Group looking for hospice alternatives

End-of-life care is on the table for discussion and Dr. Joan Bratty is hoping residents will speak up.

End-of-life care is on the table for discussion and Dr. Joan Bratty is hoping residents will speak up.

Bratty is chair of a committee overseeing a collaborative initiative between local family doctors and Interior Health.

“The mandate of working group is to look into status of the current (hospice) care through surveys and hospital questionnaires,” she says, pointing out very few people have not had some experience with palliative care issues. “We are reviewing palliative care services in the Shuswap area with the aim of improving the care of terminally ill patients and their families. There are lots of opinions about quality of service and we’re trying to get as much community engagement as possible.”

A survey to assess community opinion of palliative care services in our region is now available in local doctors’ offices, the outpatient lab/community care office at the top of Tank Hill and online at www.surveymonkey.com/s/shuswappcare.

Hospital patients and their families will also be given an opportunity to express their opinions and concerns about palliative care in the area.

The survey seeks opinions on how well needs of both patients, families and friends were met in a hospice situation, availability of helpful information and transition to or from hospital.

There is an opportunity to express both kudos and concerns regarding hospice care, to present suggestions for improvements and to get involved in a community forum.

The information obtained from the survey will be for data collection purposes only. All survey responses will remain anonymous.

Surveys must be completed and returned by September.
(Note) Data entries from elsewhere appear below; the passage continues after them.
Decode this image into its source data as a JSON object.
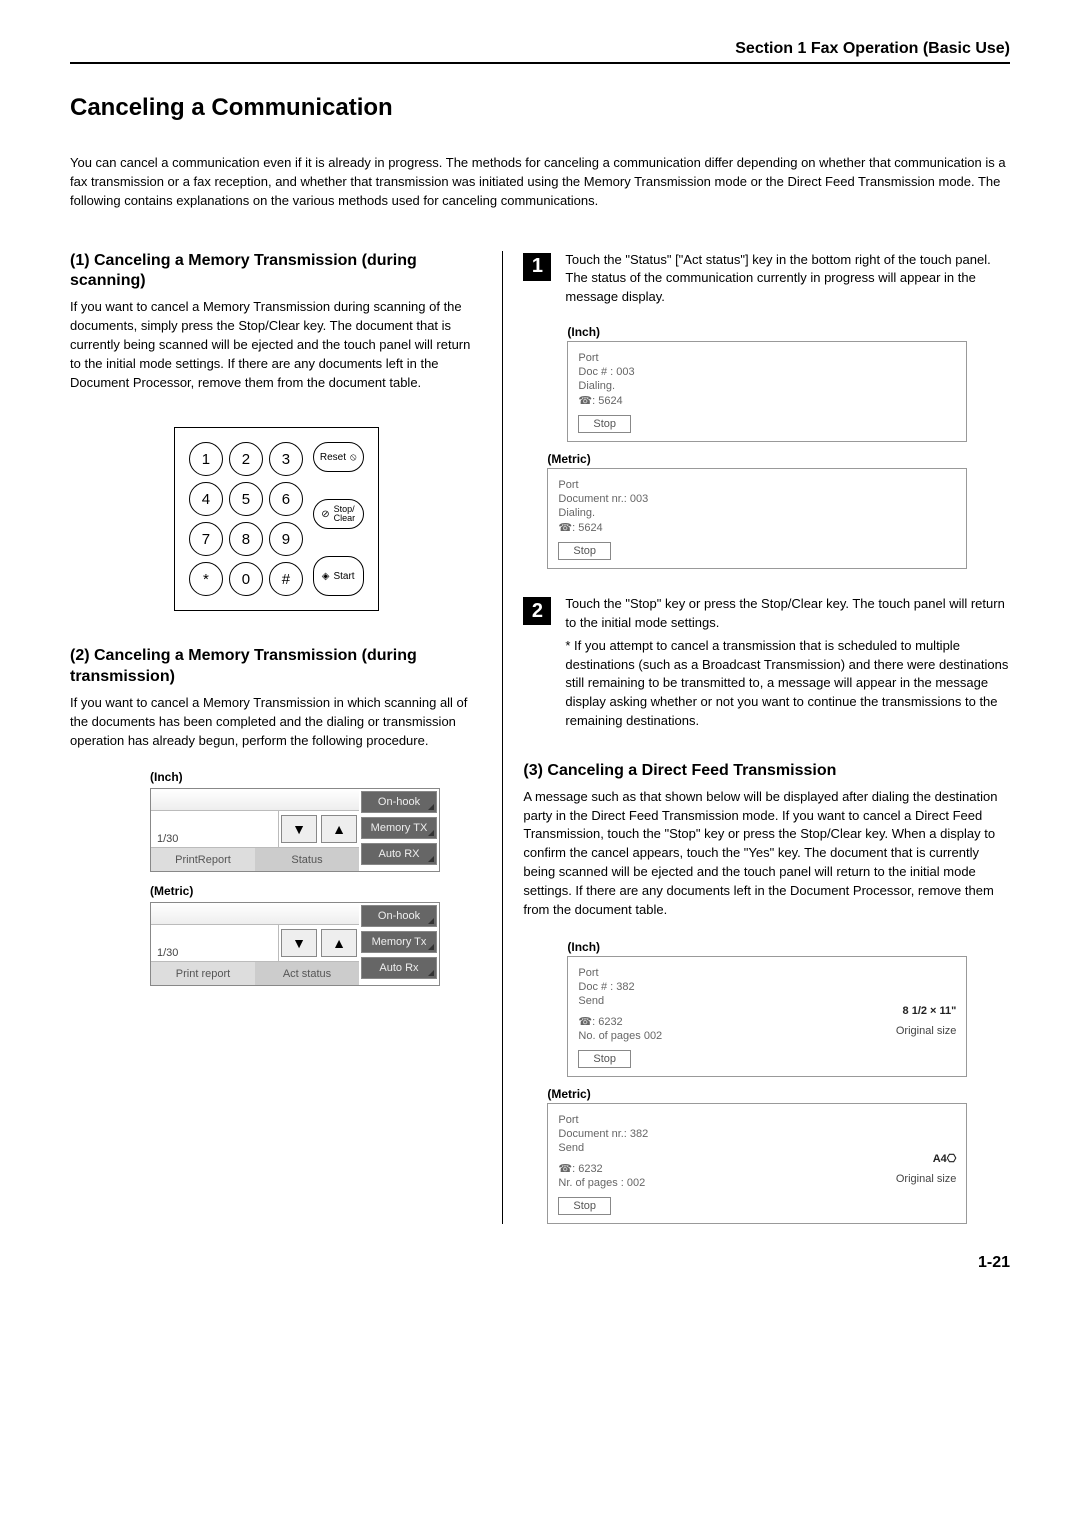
{
  "header": "Section 1  Fax Operation (Basic Use)",
  "title": "Canceling a Communication",
  "intro": "You can cancel a communication even if it is already in progress. The methods for canceling a communication differ depending on whether that communication is a fax transmission or a fax reception, and whether that transmission was initiated using the Memory Transmission mode or the Direct Feed Transmission mode. The following contains explanations on the various methods used for canceling communications.",
  "sec1": {
    "h": "(1) Canceling a Memory Transmission (during scanning)",
    "body": "If you want to cancel a Memory Transmission during scanning of the documents, simply press the Stop/Clear key. The document that is currently being scanned will be ejected and the touch panel will return to the initial mode settings. If there are any documents left in the Document Processor, remove them from the document table."
  },
  "keypad": {
    "keys": [
      "1",
      "2",
      "3",
      "4",
      "5",
      "6",
      "7",
      "8",
      "9",
      "*",
      "0",
      "#"
    ],
    "reset": "Reset",
    "stopclear": "Stop/\nClear",
    "start": "Start"
  },
  "sec2": {
    "h": "(2) Canceling a Memory Transmission (during transmission)",
    "body": "If you want to cancel a Memory Transmission in which scanning all of the documents has been completed and the dialing or transmission operation has already begun, perform the following procedure."
  },
  "labels": {
    "inch": "(Inch)",
    "metric": "(Metric)"
  },
  "lcd_inch": {
    "pages": "1/30",
    "b1": "PrintReport",
    "b2": "Status",
    "s1": "On-hook",
    "s2": "Memory TX",
    "s3": "Auto RX"
  },
  "lcd_metric": {
    "pages": "1/30",
    "b1": "Print report",
    "b2": "Act status",
    "s1": "On-hook",
    "s2": "Memory Tx",
    "s3": "Auto Rx"
  },
  "step1": {
    "n": "1",
    "a": "Touch the \"Status\" [\"Act status\"] key in the bottom right of the touch panel.",
    "b": "The status of the communication currently in progress will appear in the message display."
  },
  "panel1_inch": {
    "l1": "Port",
    "l2": "Doc # : 003",
    "l3": "Dialing.",
    "l4": "☎: 5624",
    "stop": "Stop"
  },
  "panel1_metric": {
    "l1": "Port",
    "l2": "Document nr.: 003",
    "l3": "Dialing.",
    "l4": "☎: 5624",
    "stop": "Stop"
  },
  "step2": {
    "n": "2",
    "a": "Touch the \"Stop\" key or press the Stop/Clear key. The touch panel will return to the initial mode settings.",
    "note": "* If you attempt to cancel a transmission that is scheduled to multiple destinations (such as a Broadcast Transmission) and there were destinations still remaining to be transmitted to, a message will appear in the message display asking whether or not you want to continue the transmissions to the remaining destinations."
  },
  "sec3": {
    "h": "(3) Canceling a Direct Feed Transmission",
    "body": "A message such as that shown below will be displayed after dialing the destination party in the Direct Feed Transmission mode. If you want to cancel a Direct Feed Transmission, touch the \"Stop\" key or press the Stop/Clear key. When a display to confirm the cancel appears, touch the \"Yes\" key.  The document that is currently being scanned will be ejected and the touch panel will return to the initial mode settings. If there are any documents left in the Document Processor, remove them from the document table."
  },
  "panel3_inch": {
    "l1": "Port",
    "l2": "Doc # : 382",
    "l3": "Send",
    "l4": "☎: 6232",
    "l5": "No. of pages   002",
    "r1": "8 1/2 × 11\"",
    "r2": "Original size",
    "stop": "Stop"
  },
  "panel3_metric": {
    "l1": "Port",
    "l2": "Document nr.: 382",
    "l3": "Send",
    "l4": "☎: 6232",
    "l5": "Nr. of pages  : 002",
    "r1": "A4⎔",
    "r2": "Original size",
    "stop": "Stop"
  },
  "pagenum": "1-21"
}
Results of the survey will be presented at a public forum to be held in Salmon Arm Nov. 14.

The forum will include focus groups to allow interested community members to discuss issues and share their ideas.

“We will provide research about palliative care in rural communities – that’s a unique setting,” says Bratty, noting candid input is important and valued. “It’s a critical health care issue for everybody, so we’re trying to get as much information back as possible.”